» How to complete this task: Would you return the entries below word for word?

» Input data:

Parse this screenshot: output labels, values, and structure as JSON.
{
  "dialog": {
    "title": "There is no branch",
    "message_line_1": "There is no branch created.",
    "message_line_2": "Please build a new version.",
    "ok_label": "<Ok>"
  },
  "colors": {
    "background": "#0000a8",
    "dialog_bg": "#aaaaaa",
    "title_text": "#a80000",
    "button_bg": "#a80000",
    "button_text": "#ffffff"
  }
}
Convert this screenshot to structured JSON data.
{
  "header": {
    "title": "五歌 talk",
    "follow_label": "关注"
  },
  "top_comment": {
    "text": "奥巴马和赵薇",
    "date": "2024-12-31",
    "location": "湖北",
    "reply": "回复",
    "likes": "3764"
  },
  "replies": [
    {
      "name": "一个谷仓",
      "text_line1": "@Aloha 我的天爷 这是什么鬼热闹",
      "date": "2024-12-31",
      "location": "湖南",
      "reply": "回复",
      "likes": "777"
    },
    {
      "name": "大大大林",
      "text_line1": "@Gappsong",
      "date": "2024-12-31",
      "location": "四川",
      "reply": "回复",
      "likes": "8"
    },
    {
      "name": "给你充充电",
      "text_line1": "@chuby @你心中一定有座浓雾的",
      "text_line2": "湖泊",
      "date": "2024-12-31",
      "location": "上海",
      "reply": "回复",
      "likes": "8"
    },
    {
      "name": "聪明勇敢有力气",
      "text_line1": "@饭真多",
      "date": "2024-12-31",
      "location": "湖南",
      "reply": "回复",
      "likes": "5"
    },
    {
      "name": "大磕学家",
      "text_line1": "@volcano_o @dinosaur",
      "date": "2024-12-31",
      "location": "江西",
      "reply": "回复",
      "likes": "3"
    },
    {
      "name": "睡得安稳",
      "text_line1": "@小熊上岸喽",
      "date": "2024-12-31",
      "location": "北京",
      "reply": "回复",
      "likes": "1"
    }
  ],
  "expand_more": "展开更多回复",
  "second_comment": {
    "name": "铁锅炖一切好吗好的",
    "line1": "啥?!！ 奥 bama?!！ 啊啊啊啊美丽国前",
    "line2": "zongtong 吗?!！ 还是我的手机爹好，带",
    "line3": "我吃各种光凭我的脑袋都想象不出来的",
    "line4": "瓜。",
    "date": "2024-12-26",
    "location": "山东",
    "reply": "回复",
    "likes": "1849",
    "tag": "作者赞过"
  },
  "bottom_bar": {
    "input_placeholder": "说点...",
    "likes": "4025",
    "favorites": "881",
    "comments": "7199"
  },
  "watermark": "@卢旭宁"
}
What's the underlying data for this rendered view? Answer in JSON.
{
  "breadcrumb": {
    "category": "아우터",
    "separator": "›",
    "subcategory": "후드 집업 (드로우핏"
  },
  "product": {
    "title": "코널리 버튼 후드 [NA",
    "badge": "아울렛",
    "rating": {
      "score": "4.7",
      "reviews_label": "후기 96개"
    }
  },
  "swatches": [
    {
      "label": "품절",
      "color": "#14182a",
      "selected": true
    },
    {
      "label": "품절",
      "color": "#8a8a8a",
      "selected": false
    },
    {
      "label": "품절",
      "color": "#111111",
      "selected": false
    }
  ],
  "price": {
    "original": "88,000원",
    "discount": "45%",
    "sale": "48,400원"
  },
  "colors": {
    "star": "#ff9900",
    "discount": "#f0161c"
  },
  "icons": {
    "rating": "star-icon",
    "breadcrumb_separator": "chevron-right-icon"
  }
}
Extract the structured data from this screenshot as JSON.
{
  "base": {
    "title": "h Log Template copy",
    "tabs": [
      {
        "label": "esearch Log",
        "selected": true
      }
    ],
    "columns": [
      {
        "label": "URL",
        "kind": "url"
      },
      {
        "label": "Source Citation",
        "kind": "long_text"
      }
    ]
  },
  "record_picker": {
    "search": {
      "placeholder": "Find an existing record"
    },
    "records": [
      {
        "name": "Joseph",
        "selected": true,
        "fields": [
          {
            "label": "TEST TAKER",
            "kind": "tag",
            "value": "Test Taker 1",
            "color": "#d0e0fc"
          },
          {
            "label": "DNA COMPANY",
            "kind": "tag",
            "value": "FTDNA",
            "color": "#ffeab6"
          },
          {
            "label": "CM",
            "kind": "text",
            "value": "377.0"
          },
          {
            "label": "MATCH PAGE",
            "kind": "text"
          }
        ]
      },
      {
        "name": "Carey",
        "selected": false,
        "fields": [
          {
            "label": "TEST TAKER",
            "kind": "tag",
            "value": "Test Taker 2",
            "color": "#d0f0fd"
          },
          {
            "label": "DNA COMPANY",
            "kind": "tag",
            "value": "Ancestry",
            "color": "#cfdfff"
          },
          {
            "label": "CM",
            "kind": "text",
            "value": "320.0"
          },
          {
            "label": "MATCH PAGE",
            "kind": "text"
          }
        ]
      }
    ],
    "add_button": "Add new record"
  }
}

» Result for this task:
Parse this screenshot: output labels, values, and structure as JSON.
{
  "dialog": {
    "title": "There is no branch",
    "message_line_1": "There is no branch created.",
    "message_line_2": "Please build a new version.",
    "ok_label": "<Ok>"
  },
  "colors": {
    "background": "#0000a8",
    "dialog_bg": "#aaaaaa",
    "title_text": "#a80000",
    "button_bg": "#a80000",
    "button_text": "#ffffff"
  }
}
Convert this screenshot to structured JSON data.
{
  "header": {
    "title": "五歌 talk",
    "follow_label": "关注"
  },
  "top_comment": {
    "text": "奥巴马和赵薇",
    "date": "2024-12-31",
    "location": "湖北",
    "reply": "回复",
    "likes": "3764"
  },
  "replies": [
    {
      "name": "一个谷仓",
      "text_line1": "@Aloha 我的天爷 这是什么鬼热闹",
      "date": "2024-12-31",
      "location": "湖南",
      "reply": "回复",
      "likes": "777"
    },
    {
      "name": "大大大林",
      "text_line1": "@Gappsong",
      "date": "2024-12-31",
      "location": "四川",
      "reply": "回复",
      "likes": "8"
    },
    {
      "name": "给你充充电",
      "text_line1": "@chuby @你心中一定有座浓雾的",
      "text_line2": "湖泊",
      "date": "2024-12-31",
      "location": "上海",
      "reply": "回复",
      "likes": "8"
    },
    {
      "name": "聪明勇敢有力气",
      "text_line1": "@饭真多",
      "date": "2024-12-31",
      "location": "湖南",
      "reply": "回复",
      "likes": "5"
    },
    {
      "name": "大磕学家",
      "text_line1": "@volcano_o @dinosaur",
      "date": "2024-12-31",
      "location": "江西",
      "reply": "回复",
      "likes": "3"
    },
    {
      "name": "睡得安稳",
      "text_line1": "@小熊上岸喽",
      "date": "2024-12-31",
      "location": "北京",
      "reply": "回复",
      "likes": "1"
    }
  ],
  "expand_more": "展开更多回复",
  "second_comment": {
    "name": "铁锅炖一切好吗好的",
    "line1": "啥?!！ 奥 bama?!！ 啊啊啊啊美丽国前",
    "line2": "zongtong 吗?!！ 还是我的手机爹好，带",
    "line3": "我吃各种光凭我的脑袋都想象不出来的",
    "line4": "瓜。",
    "date": "2024-12-26",
    "location": "山东",
    "reply": "回复",
    "likes": "1849",
    "tag": "作者赞过"
  },
  "bottom_bar": {
    "input_placeholder": "说点...",
    "likes": "4025",
    "favorites": "881",
    "comments": "7199"
  },
  "watermark": "@卢旭宁"
}
What's the underlying data for this rendered view? Answer in JSON.
{
  "breadcrumb": {
    "category": "아우터",
    "separator": "›",
    "subcategory": "후드 집업 (드로우핏"
  },
  "product": {
    "title": "코널리 버튼 후드 [NA",
    "badge": "아울렛",
    "rating": {
      "score": "4.7",
      "reviews_label": "후기 96개"
    }
  },
  "swatches": [
    {
      "label": "품절",
      "color": "#14182a",
      "selected": true
    },
    {
      "label": "품절",
      "color": "#8a8a8a",
      "selected": false
    },
    {
      "label": "품절",
      "color": "#111111",
      "selected": false
    }
  ],
  "price": {
    "original": "88,000원",
    "discount": "45%",
    "sale": "48,400원"
  },
  "colors": {
    "star": "#ff9900",
    "discount": "#f0161c"
  },
  "icons": {
    "rating": "star-icon",
    "breadcrumb_separator": "chevron-right-icon"
  }
}
Extract the structured data from this screenshot as JSON.
{
  "base": {
    "title": "h Log Template copy",
    "tabs": [
      {
        "label": "esearch Log",
        "selected": true
      }
    ],
    "columns": [
      {
        "label": "URL",
        "kind": "url"
      },
      {
        "label": "Source Citation",
        "kind": "long_text"
      }
    ]
  },
  "record_picker": {
    "search": {
      "placeholder": "Find an existing record"
    },
    "records": [
      {
        "name": "Joseph",
        "selected": true,
        "fields": [
          {
            "label": "TEST TAKER",
            "kind": "tag",
            "value": "Test Taker 1",
            "color": "#d0e0fc"
          },
          {
            "label": "DNA COMPANY",
            "kind": "tag",
            "value": "FTDNA",
            "color": "#ffeab6"
          },
          {
            "label": "CM",
            "kind": "text",
            "value": "377.0"
          },
          {
            "label": "MATCH PAGE",
            "kind": "text"
          }
        ]
      },
      {
        "name": "Carey",
        "selected": false,
        "fields": [
          {
            "label": "TEST TAKER",
            "kind": "tag",
            "value": "Test Taker 2",
            "color": "#d0f0fd"
          },
          {
            "label": "DNA COMPANY",
            "kind": "tag",
            "value": "Ancestry",
            "color": "#cfdfff"
          },
          {
            "label": "CM",
            "kind": "text",
            "value": "320.0"
          },
          {
            "label": "MATCH PAGE",
            "kind": "text"
          }
        ]
      }
    ],
    "add_button": "Add new record"
  }
}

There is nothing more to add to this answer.